Surveying any given street in the nation’s capital, it’s impossible not to notice the similarities that link many of the shop fronts – people here seem oddly content with launching nigh-on identical businesses to their neighbours, inadvertently creating streets where merchants and vendors all specialise in just one product. There’s Hardware Street, the ineffably creepy Mannequin Street, BBQ Chicken Street, Chả Cá Street – home to Hanoi’s best fish dish – and so it should shock precisely no one that Vietnam’s least Vietnamese-looking traditional meal has also formed an impromptu bastion of its own in the form of Bò Bít Tết Street, known to Google Maps as Hòe Nhai.
A big ole hunk of beef steak isn’t what most folks conjure up in their mind’s eye when they think of Vietnamese food, but bò bít tết is precisely that – accompanied by a fried egg, pâté, fries, a baguette and assorted cold vegetables. Despite the distinct lack of noodles, fish sauce, lime or chilli, bò bít tết – a derivative of French steak-frites – remains a popular Vietnamese take on Western cuisine. For over a decade, Hòe Nhai has been home to bò bít tết courtesy of four families who’ve essentially transformed this hidden landscape into a beef-eater’s wet dream.
Pham Hoang Ha was 50 when he opened Hòe Nhai’s first bò bít tết restaurant – Bít Tết Ha Cuc So 6 – back in 2007 and now, at 61 reflects fondly on the earlier days. “I was the first one here, there wasn’t even any food on the street back then. When I opened, there were too many customers, we couldn’t meet the demand, there weren’t even enough seats,” he chuckles away to himself as if this is no longer an issue he faces. “People took my idea and ran with it – they saw it was a good business model.” Pham may have been first to bring bò bít tết to Hòe Nhai, but even he notes that Hanoi’s first iteration of the dish appeared in Hòa Mã, in the district of Hai Bà Trưng. “They were the first as far as I know, I can’t remember when they opened, but their bò bít tết used a much thicker steak and still costs over VND100,000, so I made my steaks thinner to make it available for normal, working people.”
Having filled Hanoi’s bellies with bò bít tết for over a decade, Pham confession that he has no idea about the origins of the meal struck me as odd. “I couldn’t say where it came from, but it’s one of the best thing about Vietnamese people – we’re resourceful,” he flashes a wry grin. “If we taste something delicious, we know what we like about it and we make our own version to suit our tastes.”

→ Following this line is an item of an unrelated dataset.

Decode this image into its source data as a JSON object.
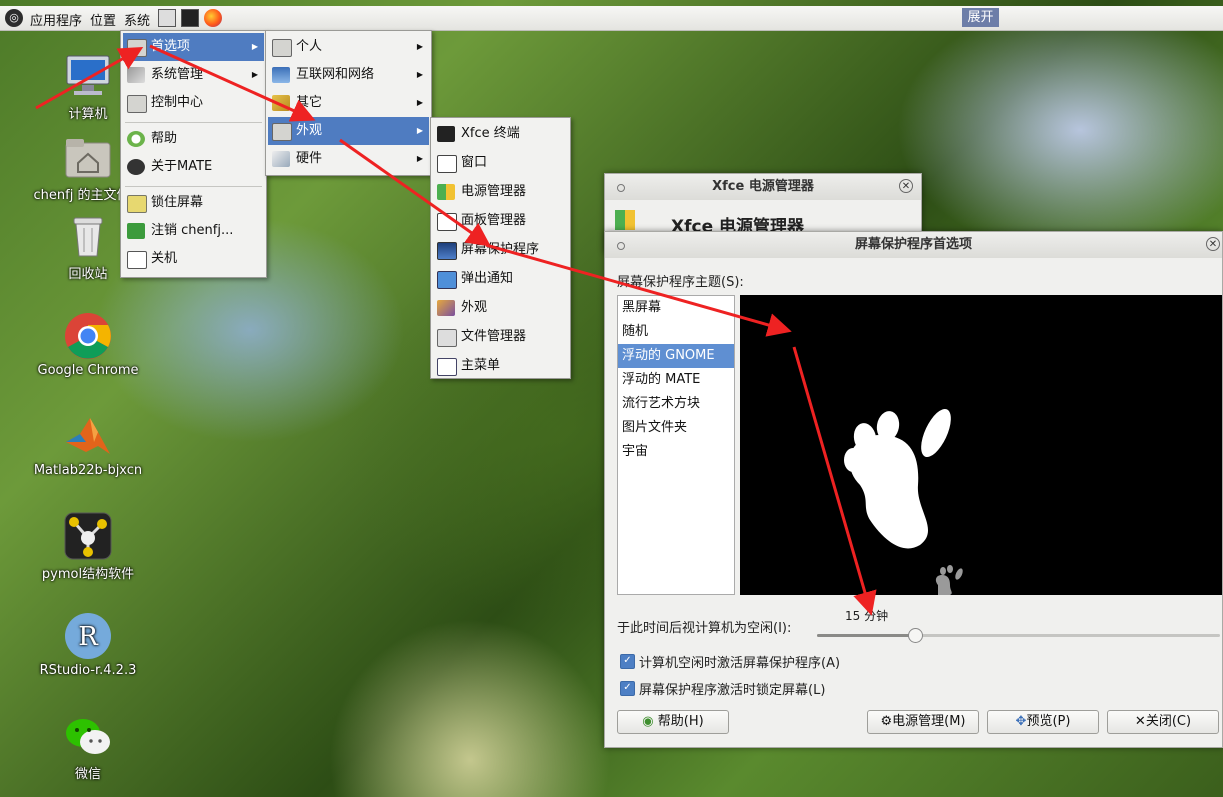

It’s a dish that sounds comparatively decadent when contrasted against the humble nature of pho or banh mi, but for Nguyen Thi Kim Oanh, owner of Bít Tết So 5, it’s one that Vietnam has fallen in love with. “Back in the day, it was only for the middle class, even then only on rare occasions, but once I’d tried it, I knew I had to learn how to make it.” So she started her own bò bít tết restaurant shortly after Pham back in 2008, her son has since married another Hòe Nhai restaurateur and shored up a working relationship with one of the competitors, giving Bít Tết So 5 a dominant stance on the street. For Nguyen though, her success lies in the allure of beef, fried eggs and pate. It’s a dish that strikes the right chord with the Vietnamese palette. “It’s more of a food invention learnt from Western cuisine, but we’ve toyed with the recipe and the ingredients to appeal to Vietnamese customers.”
In the door of Bít Tết So 3, Ta Ngoc Lan sits in the shade, slicing vegetables in preparation for the dinner rush. Her son has long since taken over the business, but Ta regularly helps around the restaurant, putting her ten years of expertise to good use. “We got this place opened in 2008, but Hòa Mã seems to be the longest running Bò Bít Tết restaurant – it’s funny that Hòe Nhai ended up becoming Bò Bít Tết Street though!”
Ta’s Bò Bít Tết will set you back a mere VND70,000 – as will the bò bít tết anywhere else on Hòe Nhai. For a taste of that rich gravy over fried beef, it’s worth every dong they’re asking for.